He may not have much of a choice. If small businesses don’t buy back the recyclables, they would face charges of $100 a day under California state law. A year gone without complying would lead to charges up to $36,000, an amount that large-scale businesses often factor into their budgets, but which could bankrupt a small store.

When contacted, Whole Foods representative Adam Smith said that the company was aware of the issue and was still deciding on a course of action.

The company has a 60-day grace period to make a decision that, for good or ill, would ripple through the Haight neighborhood. “I might go out of business,” Sabba said.

Store owners can apply for an exemption, but the process can be as lengthy as a few months and fines could still accrue, Dick-Endrizzi said. The Office of Small Business will soon reach out to the affected store owners, but she encourages them to contact her office directly at 415-554-6134.

 

GARDEN FOR A GARDEN

The HANC site houses more than the recycling center. It also encompasses a native plant nursery, run for the past decade by caretaker Greg Gaar, who we’ve profiled before (“Reduce, reuse, replace,” 5/30/12). Gaar raises Dune Tansy, Beach Sagewort, Coast Buckwheat and Bush Monkey — all native plants bred from the dunes of old San Francisco, which Golden Gate Park used to be.

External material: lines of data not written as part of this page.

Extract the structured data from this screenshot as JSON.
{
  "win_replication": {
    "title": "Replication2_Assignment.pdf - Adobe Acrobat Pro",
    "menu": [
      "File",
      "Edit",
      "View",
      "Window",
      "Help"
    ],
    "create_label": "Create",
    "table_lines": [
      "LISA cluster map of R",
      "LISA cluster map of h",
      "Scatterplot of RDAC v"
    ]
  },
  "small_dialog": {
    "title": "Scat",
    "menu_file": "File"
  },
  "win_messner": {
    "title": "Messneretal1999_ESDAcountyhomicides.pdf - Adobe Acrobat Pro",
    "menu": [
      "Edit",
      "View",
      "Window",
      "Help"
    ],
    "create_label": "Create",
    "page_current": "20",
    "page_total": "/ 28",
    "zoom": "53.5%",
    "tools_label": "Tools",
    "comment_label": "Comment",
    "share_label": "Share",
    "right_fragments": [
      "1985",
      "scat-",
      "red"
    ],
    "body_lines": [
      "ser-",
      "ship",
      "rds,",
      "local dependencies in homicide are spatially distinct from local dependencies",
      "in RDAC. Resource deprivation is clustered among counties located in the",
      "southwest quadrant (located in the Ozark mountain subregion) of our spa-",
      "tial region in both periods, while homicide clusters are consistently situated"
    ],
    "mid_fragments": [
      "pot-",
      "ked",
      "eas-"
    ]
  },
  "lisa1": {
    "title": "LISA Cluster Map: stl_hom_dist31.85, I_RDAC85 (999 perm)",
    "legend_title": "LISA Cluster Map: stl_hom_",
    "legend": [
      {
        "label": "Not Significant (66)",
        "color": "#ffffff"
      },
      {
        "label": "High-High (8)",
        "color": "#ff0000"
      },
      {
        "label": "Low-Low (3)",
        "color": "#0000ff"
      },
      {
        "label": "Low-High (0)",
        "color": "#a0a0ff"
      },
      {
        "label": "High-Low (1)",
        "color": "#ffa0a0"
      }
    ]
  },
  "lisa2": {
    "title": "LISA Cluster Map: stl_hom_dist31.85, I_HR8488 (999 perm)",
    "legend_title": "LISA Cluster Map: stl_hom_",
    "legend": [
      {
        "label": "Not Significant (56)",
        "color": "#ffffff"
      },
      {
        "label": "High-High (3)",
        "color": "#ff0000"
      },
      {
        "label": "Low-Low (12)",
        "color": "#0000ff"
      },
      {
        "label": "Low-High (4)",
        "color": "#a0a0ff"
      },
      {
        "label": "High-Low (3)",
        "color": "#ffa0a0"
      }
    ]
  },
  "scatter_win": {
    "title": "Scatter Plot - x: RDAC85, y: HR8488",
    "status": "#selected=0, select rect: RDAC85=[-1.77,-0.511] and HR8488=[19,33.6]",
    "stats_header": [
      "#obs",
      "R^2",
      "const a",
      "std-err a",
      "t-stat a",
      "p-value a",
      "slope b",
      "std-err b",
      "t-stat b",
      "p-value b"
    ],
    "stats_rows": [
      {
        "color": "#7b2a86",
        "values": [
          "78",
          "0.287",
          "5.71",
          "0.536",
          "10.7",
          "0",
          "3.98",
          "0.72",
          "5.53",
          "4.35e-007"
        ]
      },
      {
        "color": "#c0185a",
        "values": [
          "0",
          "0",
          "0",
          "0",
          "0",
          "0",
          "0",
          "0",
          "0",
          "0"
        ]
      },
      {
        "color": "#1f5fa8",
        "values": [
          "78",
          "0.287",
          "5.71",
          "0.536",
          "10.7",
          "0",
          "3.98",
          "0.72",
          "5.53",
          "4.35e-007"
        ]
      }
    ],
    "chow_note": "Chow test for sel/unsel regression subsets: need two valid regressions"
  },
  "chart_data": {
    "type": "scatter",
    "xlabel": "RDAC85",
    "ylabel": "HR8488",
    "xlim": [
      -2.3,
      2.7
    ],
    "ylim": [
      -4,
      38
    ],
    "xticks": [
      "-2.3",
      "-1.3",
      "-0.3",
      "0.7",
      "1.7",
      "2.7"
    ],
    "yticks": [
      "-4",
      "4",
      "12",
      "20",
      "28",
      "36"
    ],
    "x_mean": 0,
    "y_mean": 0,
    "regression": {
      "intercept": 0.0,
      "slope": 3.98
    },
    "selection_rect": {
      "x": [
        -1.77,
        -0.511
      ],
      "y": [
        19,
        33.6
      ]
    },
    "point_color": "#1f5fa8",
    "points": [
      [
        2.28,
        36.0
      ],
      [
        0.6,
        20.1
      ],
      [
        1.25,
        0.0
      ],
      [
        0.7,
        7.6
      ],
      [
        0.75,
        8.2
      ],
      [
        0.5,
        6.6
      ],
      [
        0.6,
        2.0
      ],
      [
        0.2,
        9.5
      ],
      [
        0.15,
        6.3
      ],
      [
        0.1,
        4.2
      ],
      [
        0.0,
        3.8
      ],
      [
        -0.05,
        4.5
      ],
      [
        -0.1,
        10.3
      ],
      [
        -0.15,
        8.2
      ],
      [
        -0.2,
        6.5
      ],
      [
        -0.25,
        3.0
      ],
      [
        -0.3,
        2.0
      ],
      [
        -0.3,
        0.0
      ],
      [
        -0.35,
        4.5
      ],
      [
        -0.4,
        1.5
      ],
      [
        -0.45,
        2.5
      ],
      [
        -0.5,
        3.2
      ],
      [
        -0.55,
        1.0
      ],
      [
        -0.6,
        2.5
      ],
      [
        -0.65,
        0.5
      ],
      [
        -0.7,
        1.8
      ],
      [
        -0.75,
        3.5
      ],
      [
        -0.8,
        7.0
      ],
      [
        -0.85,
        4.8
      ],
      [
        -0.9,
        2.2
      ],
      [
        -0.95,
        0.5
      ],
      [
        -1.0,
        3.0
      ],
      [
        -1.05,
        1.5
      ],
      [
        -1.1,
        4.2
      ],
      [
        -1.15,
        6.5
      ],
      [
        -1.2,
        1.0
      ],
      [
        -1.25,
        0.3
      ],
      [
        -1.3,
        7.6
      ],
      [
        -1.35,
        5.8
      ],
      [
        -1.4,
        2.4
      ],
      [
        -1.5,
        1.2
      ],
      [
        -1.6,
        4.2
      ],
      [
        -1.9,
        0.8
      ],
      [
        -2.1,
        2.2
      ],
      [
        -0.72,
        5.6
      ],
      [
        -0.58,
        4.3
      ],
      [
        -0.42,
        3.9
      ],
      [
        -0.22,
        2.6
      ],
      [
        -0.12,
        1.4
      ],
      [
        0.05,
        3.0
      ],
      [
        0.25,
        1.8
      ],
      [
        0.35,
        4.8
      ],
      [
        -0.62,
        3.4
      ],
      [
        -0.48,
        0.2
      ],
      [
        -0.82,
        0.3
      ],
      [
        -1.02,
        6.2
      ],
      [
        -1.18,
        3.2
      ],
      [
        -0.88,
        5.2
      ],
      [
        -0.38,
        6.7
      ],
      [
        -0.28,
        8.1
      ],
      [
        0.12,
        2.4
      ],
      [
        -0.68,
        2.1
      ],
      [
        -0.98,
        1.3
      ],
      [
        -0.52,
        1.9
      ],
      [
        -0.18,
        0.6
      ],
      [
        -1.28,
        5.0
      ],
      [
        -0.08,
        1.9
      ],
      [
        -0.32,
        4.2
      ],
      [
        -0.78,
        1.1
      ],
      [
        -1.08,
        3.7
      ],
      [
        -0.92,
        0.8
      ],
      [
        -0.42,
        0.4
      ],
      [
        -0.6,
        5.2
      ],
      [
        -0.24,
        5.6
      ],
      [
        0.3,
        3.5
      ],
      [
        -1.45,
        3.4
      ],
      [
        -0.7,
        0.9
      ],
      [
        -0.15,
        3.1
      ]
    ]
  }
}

Adjacent to the nursery is a community garden with 50 plots serving just more than 100 neighbors. But the odd part is, when the city is done tearing down the recycling center and gardens, it plans to put in, well, another community garden, at taxpayer expense.

The new plan does offer a few tweaks. There will be a small stone Greek-style amphitheater, and removing the recycling center will leave more green space for the site. The new community garden will feature 10 fewer plots. As of now, there is no formal plan to transfer the 100 gardeners from HANC’s community gardens to the new plots once they’ve been built.

Some of HANC’s current gardeners count among the local homeless population, said Soumyaa Behrens, HANC’s social media coordinator. Those few homeless use their plots to grow food.

“You meet people you wouldn’t meet anywhere else,” said Miriam Pinchuck, a writer who will soon lose her and her husband’s garden plot at HANC. “It’s very shortsighted, and it’d deprive us of a chance to meet our neighbors.”

Though Dunn and Gaar are in negotiations with city officials on their gardners’ behalf, at this point it looks like the current gardeners will need to sign up for the new plots, just like everybody else.

Gaar looks like he may be the only employee to work at the new garden site once it replaces the recycling center. He’d have to volunteer, but he said that doesn’t necessarily bother him.

“For me, gardening is a joy,” Gaar said, although he did voice one concern: “I just want the nursery to survive.” With HANC’s eviction, it seems like everyone has something to worry about.